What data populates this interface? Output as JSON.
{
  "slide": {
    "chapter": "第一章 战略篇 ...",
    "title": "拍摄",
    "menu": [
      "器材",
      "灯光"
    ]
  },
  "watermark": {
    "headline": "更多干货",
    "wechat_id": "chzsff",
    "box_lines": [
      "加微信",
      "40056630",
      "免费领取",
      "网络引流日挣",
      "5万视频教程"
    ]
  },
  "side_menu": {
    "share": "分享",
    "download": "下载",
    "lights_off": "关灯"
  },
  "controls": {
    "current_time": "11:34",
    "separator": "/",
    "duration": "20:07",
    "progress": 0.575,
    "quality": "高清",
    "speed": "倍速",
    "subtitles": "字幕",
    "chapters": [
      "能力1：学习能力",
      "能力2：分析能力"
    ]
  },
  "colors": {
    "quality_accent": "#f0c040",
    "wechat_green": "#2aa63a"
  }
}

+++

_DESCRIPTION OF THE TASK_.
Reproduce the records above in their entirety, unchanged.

_WRITTEN ANSWER_.
What data populates this interface? Output as JSON.
{
  "slide": {
    "chapter": "第一章 战略篇 ...",
    "title": "拍摄",
    "menu": [
      "器材",
      "灯光"
    ]
  },
  "watermark": {
    "headline": "更多干货",
    "wechat_id": "chzsff",
    "box_lines": [
      "加微信",
      "40056630",
      "免费领取",
      "网络引流日挣",
      "5万视频教程"
    ]
  },
  "side_menu": {
    "share": "分享",
    "download": "下载",
    "lights_off": "关灯"
  },
  "controls": {
    "current_time": "11:34",
    "separator": "/",
    "duration": "20:07",
    "progress": 0.575,
    "quality": "高清",
    "speed": "倍速",
    "subtitles": "字幕",
    "chapters": [
      "能力1：学习能力",
      "能力2：分析能力"
    ]
  },
  "colors": {
    "quality_accent": "#f0c040",
    "wechat_green": "#2aa63a"
  }
}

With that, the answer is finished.